His contribution to understanding how pipelines buckle form the basis of modern pipelines are designed to avoid this hazard,[11] and he introduced a new way of laying pipelines in deep water partly-filled with seawater (previously, they had been laid empty), so that the walls did not need to be as thick (significantly reducing costs) to stop the pipelines buckling under the pressure.[12]

Other work

Palmer made himself available as an expert witness, and enjoyed working with lawyers, who he found quick-witted (though forgetful once a case was over). He testified for the Crown at the Piper Alpha disaster inquest and at various other investigations.[13] He served on several committees and editorial boards, including as president of the Pipeline Industries Guild from 1998 to 2000.[14]

Personal life

Palmer met Jane Evans, an artist, on an American holiday while they were both volunteering to construct schools; they married in 1963,[15] and had a daughter, Emily.[16] The two shared many interests and hobbies, including art and travel.[15]

As an undergraduate, Palmer was keenly left wing and debated at the Cambridge Union. He was elected president of his college's Junior Combination Room.[2] He spoke many languages: as well as his native English, he learnt Chinese, Dutch, French, German, Italian, Russian and Spanish.
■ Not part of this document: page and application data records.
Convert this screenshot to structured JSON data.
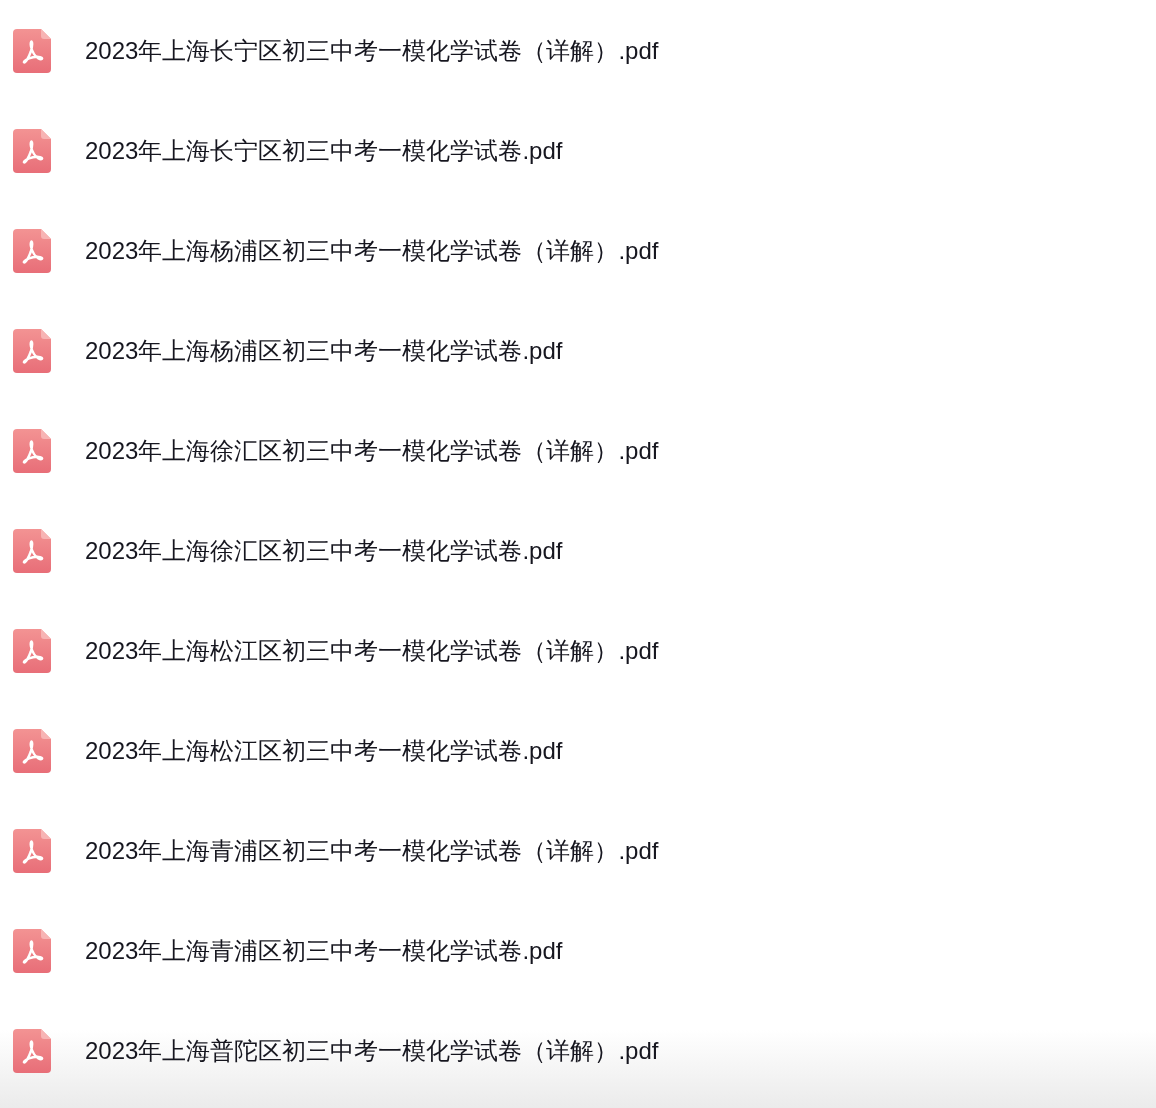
{
  "files": [
    {
      "name": "2023年上海长宁区初三中考一模化学试卷（详解）.pdf"
    },
    {
      "name": "2023年上海长宁区初三中考一模化学试卷.pdf"
    },
    {
      "name": "2023年上海杨浦区初三中考一模化学试卷（详解）.pdf"
    },
    {
      "name": "2023年上海杨浦区初三中考一模化学试卷.pdf"
    },
    {
      "name": "2023年上海徐汇区初三中考一模化学试卷（详解）.pdf"
    },
    {
      "name": "2023年上海徐汇区初三中考一模化学试卷.pdf"
    },
    {
      "name": "2023年上海松江区初三中考一模化学试卷（详解）.pdf"
    },
    {
      "name": "2023年上海松江区初三中考一模化学试卷.pdf"
    },
    {
      "name": "2023年上海青浦区初三中考一模化学试卷（详解）.pdf"
    },
    {
      "name": "2023年上海青浦区初三中考一模化学试卷.pdf"
    },
    {
      "name": "2023年上海普陀区初三中考一模化学试卷（详解）.pdf"
    }
  ]
}
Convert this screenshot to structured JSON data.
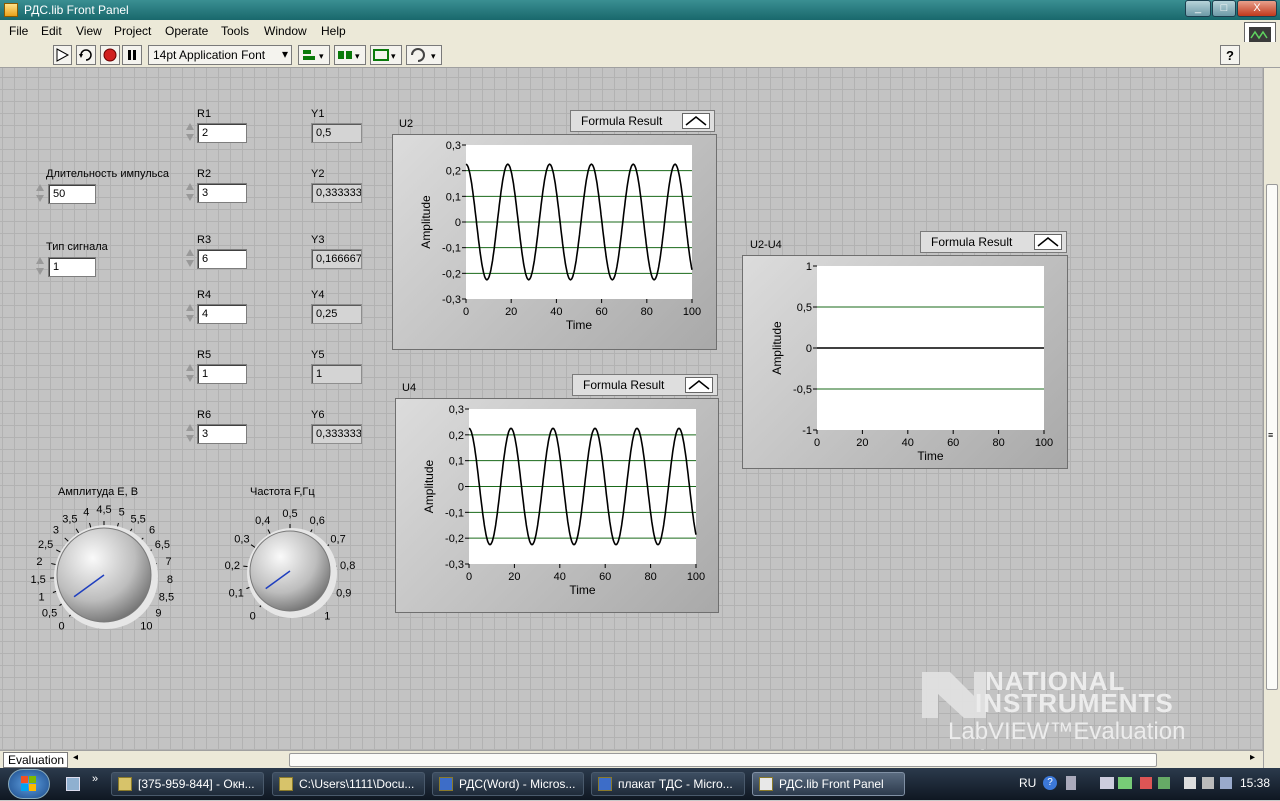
{
  "window": {
    "title": "РДС.lib Front Panel",
    "controls": {
      "minimize": "_",
      "maximize": "□",
      "close": "X"
    }
  },
  "menu": [
    "File",
    "Edit",
    "View",
    "Project",
    "Operate",
    "Tools",
    "Window",
    "Help"
  ],
  "toolbar": {
    "font_select": "14pt Application Font",
    "icons": [
      "run-arrow-icon",
      "run-continuous-icon",
      "abort-icon",
      "pause-icon",
      "align-icon",
      "distribute-icon",
      "resize-icon",
      "reorder-icon",
      "help-icon"
    ]
  },
  "controls": {
    "duration": {
      "label": "Длительность импульса",
      "value": "50"
    },
    "signal_type": {
      "label": "Тип сигнала",
      "value": "1"
    },
    "resistors": [
      {
        "label": "R1",
        "value": "2"
      },
      {
        "label": "R2",
        "value": "3"
      },
      {
        "label": "R3",
        "value": "6"
      },
      {
        "label": "R4",
        "value": "4"
      },
      {
        "label": "R5",
        "value": "1"
      },
      {
        "label": "R6",
        "value": "3"
      }
    ],
    "outputs": [
      {
        "label": "Y1",
        "value": "0,5"
      },
      {
        "label": "Y2",
        "value": "0,333333"
      },
      {
        "label": "Y3",
        "value": "0,166667"
      },
      {
        "label": "Y4",
        "value": "0,25"
      },
      {
        "label": "Y5",
        "value": "1"
      },
      {
        "label": "Y6",
        "value": "0,333333"
      }
    ],
    "amplitude_knob": {
      "label": "Амплитуда E, В",
      "ticks": [
        "0",
        "0,5",
        "1",
        "1,5",
        "2",
        "2,5",
        "3",
        "3,5",
        "4",
        "4,5",
        "5",
        "5,5",
        "6",
        "6,5",
        "7",
        "8",
        "8,5",
        "9",
        "10"
      ],
      "value_fraction": 0.05
    },
    "frequency_knob": {
      "label": "Частота F,Гц",
      "ticks": [
        "0",
        "0,1",
        "0,2",
        "0,3",
        "0,4",
        "0,5",
        "0,6",
        "0,7",
        "0,8",
        "0,9",
        "1"
      ],
      "value_fraction": 0.05
    }
  },
  "graphs": {
    "u2": {
      "label": "U2",
      "legend": "Formula Result",
      "xlabel": "Time",
      "ylabel": "Amplitude",
      "yticks": [
        "0,3",
        "0,2",
        "0,1",
        "0",
        "-0,1",
        "-0,2",
        "-0,3"
      ],
      "xticks": [
        "0",
        "20",
        "40",
        "60",
        "80",
        "100"
      ]
    },
    "u4": {
      "label": "U4",
      "legend": "Formula Result",
      "xlabel": "Time",
      "ylabel": "Amplitude",
      "yticks": [
        "0,3",
        "0,2",
        "0,1",
        "0",
        "-0,1",
        "-0,2",
        "-0,3"
      ],
      "xticks": [
        "0",
        "20",
        "40",
        "60",
        "80",
        "100"
      ]
    },
    "u2u4": {
      "label": "U2-U4",
      "legend": "Formula Result",
      "xlabel": "Time",
      "ylabel": "Amplitude",
      "yticks": [
        "1",
        "0,5",
        "0",
        "-0,5",
        "-1"
      ],
      "xticks": [
        "0",
        "20",
        "40",
        "60",
        "80",
        "100"
      ]
    }
  },
  "chart_data": [
    {
      "type": "line",
      "title": "U2",
      "xlabel": "Time",
      "ylabel": "Amplitude",
      "xlim": [
        0,
        100
      ],
      "ylim": [
        -0.3,
        0.3
      ],
      "grid": true,
      "legend": "top-right",
      "series": [
        {
          "name": "Formula Result",
          "function": "0.225*cos(2*pi*x/18.5)",
          "amplitude": 0.225,
          "period": 18.5
        }
      ]
    },
    {
      "type": "line",
      "title": "U4",
      "xlabel": "Time",
      "ylabel": "Amplitude",
      "xlim": [
        0,
        100
      ],
      "ylim": [
        -0.3,
        0.3
      ],
      "grid": true,
      "legend": "top-right",
      "series": [
        {
          "name": "Formula Result",
          "function": "0.225*cos(2*pi*x/18.5)",
          "amplitude": 0.225,
          "period": 18.5
        }
      ]
    },
    {
      "type": "line",
      "title": "U2-U4",
      "xlabel": "Time",
      "ylabel": "Amplitude",
      "xlim": [
        0,
        100
      ],
      "ylim": [
        -1,
        1
      ],
      "grid": true,
      "legend": "top-right",
      "series": [
        {
          "name": "Formula Result",
          "x": [
            0,
            100
          ],
          "y": [
            0,
            0
          ]
        }
      ]
    }
  ],
  "watermark": {
    "line1": "NATIONAL",
    "line2": "INSTRUMENTS",
    "line3": "LabVIEW™Evaluation Software"
  },
  "status": {
    "evaluation": "Evaluation"
  },
  "taskbar": {
    "tasks": [
      "[375-959-844] - Окн...",
      "C:\\Users\\1111\\Docu...",
      "РДС(Word) - Micros...",
      "плакат ТДС - Micro...",
      "РДС.lib Front Panel"
    ],
    "lang": "RU",
    "clock": "15:38"
  },
  "colors": {
    "plot_grid": "#1a6a1a",
    "plot_line": "#000000",
    "knob_needle": "#1f3fbf",
    "title_bar": "#247a7e"
  }
}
Colleagues found him kind, if quirky, and he was well-liked.[17]



  1. ^ King 2022, p. 381-382.
  2. ^ a b King 2022, p. 382.
  3. ^ King 2022, p. 382-383.
  4. ^ a b King 2022, p. 383.
  5. ^ King 2022, p. 385-386.
  6. ^ King 2022, p. 385-386,392.
  7. ^ King 2022, p. 386-387.
  8. ^ King 2022, p. 387-388.
  9. ^ a b c d King 2022, p. 389.
  10. ^ King 2022, p. 383-384.
  11. ^ King 2022, p. 384.
  12. ^ King 2022, p. 388.
  13. ^ King 2022, p. 389-390.
  14. ^ King 2022, p. 392.
  15. ^ a b King 2022, p. 390.
  16. ^ King 2022, p. 385.
  17. ^ a b c King 2022, p. 391.
  18. ^ King 2022, p. 381.